The Bibliography covers every aspect of Fleming’s writing, from the manuscript stage, through typescripts, uncorrected proofs, advance and review copies, first and subsequent impressions, paperback printings, omnibus and collected editions, as well as periodical appearances, comic strip adaptations, young reader and large print editions published in Britain and America.
A clear picture has emerged of Fleming’s creative process, his writing practices and the general book production routine, which I hope will be conveyed to the reader. The bibliography is crammed full of facts, figures, dates and details, including much previously unpublished information; I’m sure it will please even the most fanatical of James Bond enthusiasts.
The ILAB Breslauer Prize for Bibliography, given every fourth year to the most outstanding scholarly book about books and worth $10.000, is one of the most prestigious prizes in the field of bibliography and was recently awarded the 16th prize to Jon!
The jury described the book as:
“An outstanding work of meticulous scholarship, covering every aspect of Fleming’s writings, manuscripts, proofs, corrected or uncorrected, first and all later impressions, paperback editions and all subsequent printings and editions. It gives insight into the conception of a book, the editorial process, in short, Jon Gilbert’s work covers all that possibly is to know, all one can possibly know, about Fleming and his writings. And it not only shows that modern authors are collectible, but also that modern authors merit exhaustive bibliographical scholarship.
The Bibliography is, in itself, an encouragement to collect and outstanding proof that bibliographical scholarship is not limited to pre-1900 books and authors. Jon Gilbert’s book has set a standard that will not easily be equalled and is, in every aspect, a most deserved winner of the 16th ILAB Breslauer Prize for Bibliography.”
Queen Anne Press’s first publication in its revived form was the complete works of Ian Fleming, 18 volumes in all including the 14 famous James Bond titles.
Mike VanBlaricum, founder of the Ian Fleming Foundation:

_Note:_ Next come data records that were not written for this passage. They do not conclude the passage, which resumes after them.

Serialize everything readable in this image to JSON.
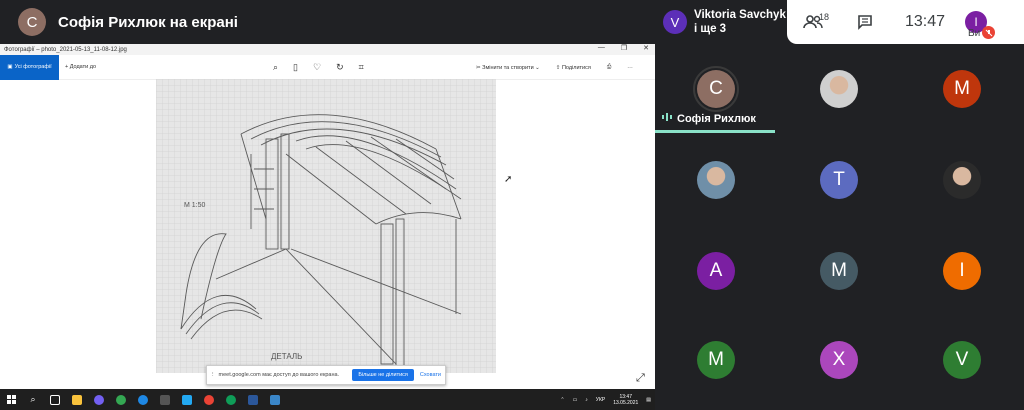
{
  "presenter": {
    "avatar_letter": "С",
    "title": "Софія Рихлюк на екрані"
  },
  "host": {
    "avatar_letter": "V",
    "name": "Viktoria Savchyk",
    "others": "і ще 3"
  },
  "topbar": {
    "people_count": "18",
    "time": "13:47",
    "self_letter": "I",
    "self_label": "Ви"
  },
  "photos_app": {
    "window_title": "Фотографії – photo_2021-05-13_11-08-12.jpg",
    "all_photos": "Усі фотографії",
    "add_to": "Додати до",
    "edit_create": "Змінити та створити",
    "share": "Поділитися",
    "more": "···"
  },
  "drawing_labels": {
    "scale": "М 1:50",
    "detail": "ДЕТАЛЬ"
  },
  "share_banner": {
    "text": "meet.google.com має доступ до вашого екрана.",
    "stop": "Більше не ділитися",
    "hide": "Сховати"
  },
  "taskbar": {
    "lang": "УКР",
    "time": "13:47",
    "date": "13.05.2021"
  },
  "participants": [
    {
      "letter": "С",
      "color": "#8d6e63",
      "name": "Софія Рихлюк",
      "speaking": true
    },
    {
      "photo": true,
      "photo_tone": "#cfcfcf"
    },
    {
      "letter": "M",
      "color": "#bf360c"
    },
    {
      "photo": true,
      "photo_tone": "#6f8fa8"
    },
    {
      "letter": "T",
      "color": "#5c6bc0"
    },
    {
      "photo": true,
      "photo_tone": "#2b2b2b"
    },
    {
      "letter": "A",
      "color": "#7b1fa2"
    },
    {
      "letter": "M",
      "color": "#455a64"
    },
    {
      "letter": "I",
      "color": "#ef6c00"
    },
    {
      "letter": "M",
      "color": "#2e7d32"
    },
    {
      "letter": "X",
      "color": "#ab47bc"
    },
    {
      "letter": "V",
      "color": "#2e7d32"
    }
  ]
}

While most bibliographies are compilations of an author’s works, editions, and statistics along with details on edition states, issues, and points, this book is much more. Jon has, of course, provided all of the requisite technical detail. But, in addition, he presents a story of how these literary works came to be written. He starts his discussion of each of Fleming’s books with a Background and Research section. He discusses Fleming’s approach to writing, how he got his ideas, where some of the iconic names came from and much more. Jon’s thorough research and investigations are readily apparent in all parts of this bibliography.
Finally, this book is a comprehensive tool that can be used as a check list for collectors and a reference book for book sellers, researchers, and Fleming scholars. It is also an overall pleasant read for those interested in how this literary phenomenon, which changed popular culture in the latter half of the twentieth century, came to be.
Kate Grimond (Ian Fleming’s niece):
We are delighted now to publish Ian Fleming: The Bibliography, a magisterial work which includes more than 1,000 illustrations and is a must for any Bond aficionado.
Fergus Fleming (Ian Fleming’s nephew)
The result of four years’ intensive research, Jon’s book is a welcome reminder of just how important Ian Fleming’s works are and how deeply they have influenced so many people.
Standard Copy: bound in cloth with gold blocking (Price: £175)
Deluxe: quarter-bound in vellum effect on black boards & gold blocking – inspired by Fleming’s own design for a limited edition of On Her Majesty’s Secret Service. (Limited to 250 numbered copies/ Price: £250)
Learn more about the Bibliography here. Preface by Fergus Fleming. Foreword by Michael L. Vanblaricum. Edited by Brad Frank. London, Queen Anne Press, 2012.
Review of The Ian Fleming Bibliography by Andrew Lycett
Visit Jon’s James Bond First Editions website
Read an Interview with Jon on Mi6 by David Leigh